Click to Enlarge

Stacks Image 5980
1st Scola Grande Ark
Nahon Museum, Jerusalem
Stacks Image 5981
2nd Scola Grande. Beni Brak
Bnei Brak
Stacks Image 5982
3rd Scola Grande Doors
Nahon Museum, Jerusalem
Stacks Image 5989
Unknown
Malcha Mall, Jerusalem
Stacks Image 5992
Scola Cases
Hechal Shlomo Museum, Jerusalem
Stacks Image 5995
Sabbioneta
In Situ
The destruction of many synagogues in Italy during World War II, where Jewish culture once thrived but now lay almost destroyed, and the departure of Jews from many cities in Italy, whether they migrated to the larger cities in Italy or emigrated to Israel after the establishment of the State, left many of the smaller Jewish communities empty.

The vision of Umberto Nahon was to return the Holy Arks from these synagogues to their former glory and holiness and for them to be used once again in synagogues throughout Israel after the establishment of the State.
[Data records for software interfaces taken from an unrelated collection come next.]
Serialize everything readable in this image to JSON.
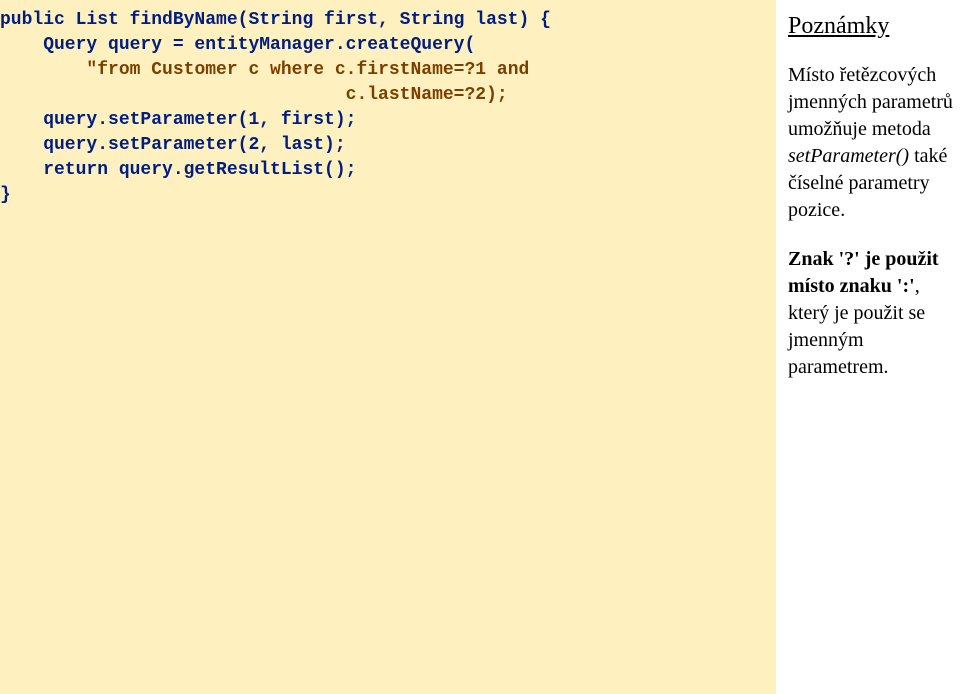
{
  "code": {
    "line1": "public List findByName(String first, String last) {",
    "line2a": "    Query query = entityManager.createQuery(",
    "line2b": "",
    "line3a": "        ",
    "line3b": "\"from Customer c where c.firstName=?1 and",
    "line4": "                                c.lastName=?2);",
    "line5": "    query.setParameter(1, first);",
    "line6": "    query.setParameter(2, last);",
    "line7": "    return query.getResultList();",
    "line8": "}"
  },
  "notes": {
    "title": "Poznámky",
    "p1_a": "Místo řetězcových jmenných parametrů umožňuje metoda ",
    "p1_em": "setParameter()",
    "p1_b": " také číselné parametry pozice.",
    "p2_a": "Znak ",
    "p2_s1": "'?'",
    "p2_b": " je použit místo znaku ",
    "p2_s2": "':'",
    "p2_c": ", který je použit se jmenným parametrem."
  }
}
The noble actions of Umberto Nahon personify the meaning of the Talmudic passage found in Tractate Megillah 29 “The synagogues and houses of learning in Babylon will in time come to be planted in the Land of Israel.”

Among the Holy Arks that were brought to Israel were seven from Mantua. Of these, the oldest Ark and two grand chairs from the Great Synagogue of Mantua were built in 1543. In 1635 this Ark was transferred from Mantua to Sermide, a town near Mantua. The synagogue of Sermide was dismantled after World War II and the Ark and chairs were then transported in 1944 to the city of Bologna. The holy items were kept there after the demolition of the synagogue in Sermide until they were brought to Israel in 1956 and placed in the new Italian Synagogue in the Umberto Nahon Museum of Italian Jewish Art in Jerusalem.
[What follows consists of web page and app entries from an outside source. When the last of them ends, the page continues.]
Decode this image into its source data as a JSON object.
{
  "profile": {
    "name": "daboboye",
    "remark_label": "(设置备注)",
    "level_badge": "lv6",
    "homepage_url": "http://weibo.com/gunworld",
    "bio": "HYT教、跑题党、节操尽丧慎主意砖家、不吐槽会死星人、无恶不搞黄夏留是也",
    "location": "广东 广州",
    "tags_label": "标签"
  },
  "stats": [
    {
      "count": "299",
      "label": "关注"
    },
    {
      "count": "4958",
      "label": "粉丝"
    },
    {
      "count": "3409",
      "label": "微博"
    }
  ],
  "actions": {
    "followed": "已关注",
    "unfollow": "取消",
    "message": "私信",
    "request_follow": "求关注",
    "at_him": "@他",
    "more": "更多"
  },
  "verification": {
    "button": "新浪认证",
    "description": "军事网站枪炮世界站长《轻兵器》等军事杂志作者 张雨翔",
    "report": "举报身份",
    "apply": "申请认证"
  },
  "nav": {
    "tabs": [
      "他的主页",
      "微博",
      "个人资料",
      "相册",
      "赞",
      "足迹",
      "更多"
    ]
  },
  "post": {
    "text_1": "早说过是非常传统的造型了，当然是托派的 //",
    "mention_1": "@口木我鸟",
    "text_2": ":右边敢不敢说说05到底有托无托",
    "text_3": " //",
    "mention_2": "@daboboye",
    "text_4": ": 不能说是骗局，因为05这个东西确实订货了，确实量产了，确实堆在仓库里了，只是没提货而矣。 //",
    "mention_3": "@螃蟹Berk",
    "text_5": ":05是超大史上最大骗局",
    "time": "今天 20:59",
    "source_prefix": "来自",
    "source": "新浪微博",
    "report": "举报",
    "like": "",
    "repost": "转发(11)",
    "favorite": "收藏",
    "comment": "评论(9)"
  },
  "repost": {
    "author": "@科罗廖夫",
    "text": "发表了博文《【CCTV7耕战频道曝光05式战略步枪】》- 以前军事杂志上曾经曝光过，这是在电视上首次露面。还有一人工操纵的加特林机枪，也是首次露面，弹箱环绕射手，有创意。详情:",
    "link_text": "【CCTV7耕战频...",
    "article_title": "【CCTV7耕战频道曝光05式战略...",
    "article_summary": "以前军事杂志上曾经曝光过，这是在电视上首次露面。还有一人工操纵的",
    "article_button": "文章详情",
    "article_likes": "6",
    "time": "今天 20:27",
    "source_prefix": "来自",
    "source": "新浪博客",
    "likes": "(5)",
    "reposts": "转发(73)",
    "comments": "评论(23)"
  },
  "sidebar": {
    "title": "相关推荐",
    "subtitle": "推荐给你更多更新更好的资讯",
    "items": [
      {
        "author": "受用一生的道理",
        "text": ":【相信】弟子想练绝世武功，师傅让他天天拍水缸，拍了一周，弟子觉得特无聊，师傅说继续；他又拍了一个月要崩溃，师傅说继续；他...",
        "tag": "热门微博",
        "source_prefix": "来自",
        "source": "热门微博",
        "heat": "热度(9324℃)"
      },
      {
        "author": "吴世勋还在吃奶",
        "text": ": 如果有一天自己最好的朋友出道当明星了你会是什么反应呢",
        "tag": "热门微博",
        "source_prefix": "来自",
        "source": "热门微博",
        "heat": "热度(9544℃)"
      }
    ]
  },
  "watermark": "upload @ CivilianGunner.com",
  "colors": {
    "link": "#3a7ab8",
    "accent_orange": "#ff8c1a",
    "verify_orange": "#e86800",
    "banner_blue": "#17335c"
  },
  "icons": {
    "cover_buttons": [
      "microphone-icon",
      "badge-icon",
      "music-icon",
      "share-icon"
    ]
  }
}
Another beautiful Ark that was brought to Israel was constructed in 1635 and placed in the Great Synagogue that was rebuilt in 1633. It was then moved to a Palace of the Duchess Felicita Gonzaga. This magnificent Ark was restored in 1749, and in 1955 was placed in the Yeshiva of Ponovezh in Bnei Brak, Israel.

In 1843 the Great Synagogue in Mantua was redesigned in a Neo-classic form, but was destroyed in 1939 during World War II. From this synagogue all that survived were the Ark doors crafted with silver in 1843. These doors are on display at the Umberto Nahon Museum of Italian Jewish Art.
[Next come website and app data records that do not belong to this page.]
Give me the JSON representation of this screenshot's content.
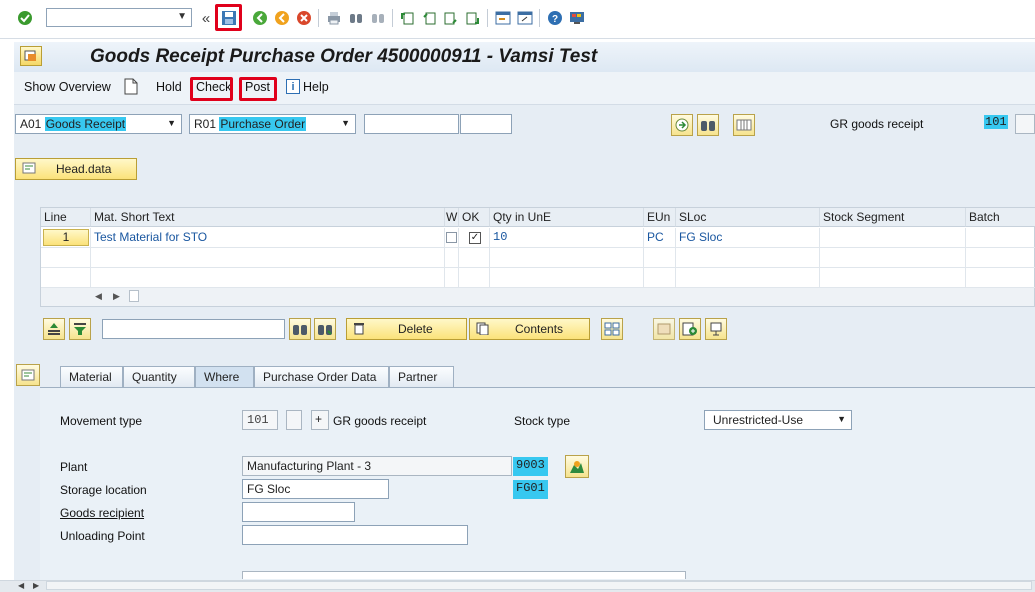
{
  "toolbar": {
    "command_field_value": "",
    "icons": [
      "checkmark-icon",
      "save-icon",
      "back-icon",
      "exit-icon",
      "cancel-icon",
      "print-icon",
      "find-icon",
      "find-next-icon",
      "first-page-icon",
      "previous-page-icon",
      "next-page-icon",
      "last-page-icon",
      "new-session-icon",
      "shortcut-icon",
      "help-icon",
      "customize-layout-icon"
    ]
  },
  "title": "Goods Receipt Purchase Order 4500000911 - Vamsi Test",
  "app_toolbar": {
    "show_overview": "Show Overview",
    "hold": "Hold",
    "check": "Check",
    "post": "Post",
    "help": "Help"
  },
  "header": {
    "action_code": "A01",
    "action_label": "Goods Receipt",
    "ref_code": "R01",
    "ref_label": "Purchase Order",
    "po_value": "",
    "item_value": "",
    "gr_label": "GR goods receipt",
    "movement_type": "101"
  },
  "head_data_button": "Head.data",
  "table": {
    "columns": [
      "Line",
      "Mat. Short Text",
      "W",
      "OK",
      "Qty in UnE",
      "EUn",
      "SLoc",
      "Stock Segment",
      "Batch"
    ],
    "rows": [
      {
        "line": "1",
        "text": "Test Material for STO",
        "ok": true,
        "qty": "10",
        "eun": "PC",
        "sloc": "FG Sloc",
        "segment": "",
        "batch": ""
      }
    ]
  },
  "table_toolbar": {
    "delete": "Delete",
    "contents": "Contents",
    "search_value": ""
  },
  "tabs": [
    "Material",
    "Quantity",
    "Where",
    "Purchase Order Data",
    "Partner"
  ],
  "active_tab": "Where",
  "where": {
    "movement_type_label": "Movement type",
    "movement_type_value": "101",
    "plus": "+",
    "movement_type_text": "GR goods receipt",
    "stock_type_label": "Stock type",
    "stock_type_value": "Unrestricted-Use",
    "plant_label": "Plant",
    "plant_text": "Manufacturing Plant - 3",
    "plant_code": "9003",
    "storage_location_label": "Storage location",
    "storage_location_text": "FG Sloc",
    "storage_location_code": "FG01",
    "goods_recipient_label": "Goods recipient",
    "goods_recipient_value": "",
    "unloading_point_label": "Unloading Point",
    "unloading_point_value": ""
  },
  "colors": {
    "highlight": "#37c8f0",
    "red_box": "#e0001b",
    "button_yellow": "#fbe27a"
  }
}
Another Ark in this group is from the mid-1800s from the Sephardic Synagogue in Cases that was built in 1590, destroyed and rebuilt in 1630. The synagogue was then destroyed again in 1929. In 1955 the Ark was brought to the Hechal Shlomo Museum in Jerusalem.

Besides these four Holy Arks, there are three others in the Umberto Nahon Museum of Italian Jewish Art that were brought to Israel from Mantua in the 1950s. We are not sure of their original dates or locations, but one of them may be from a smaller synagogue in Mantua from the 1700s. This Ark was brought to Israel in the 1950s and became a part of the Italian Synagogue in Jerusalem. After a brief time there, it found a new home in the Synagogue of the Malcha Mall in Jerusalem. Another Ark that was probably built in 1782 was brought over and placed in the Yismach Lev Synagogue in the Jerusalem neighborhood of Bayit V’gan. The last Ark in this group was built around 1795 and has a beautifully carved wooden canopy. It was placed in the Beit Yeshayahu Synagogue in Tel Aviv in the 1950s and is now in the Amal Torah Synagogue in Tel Aviv.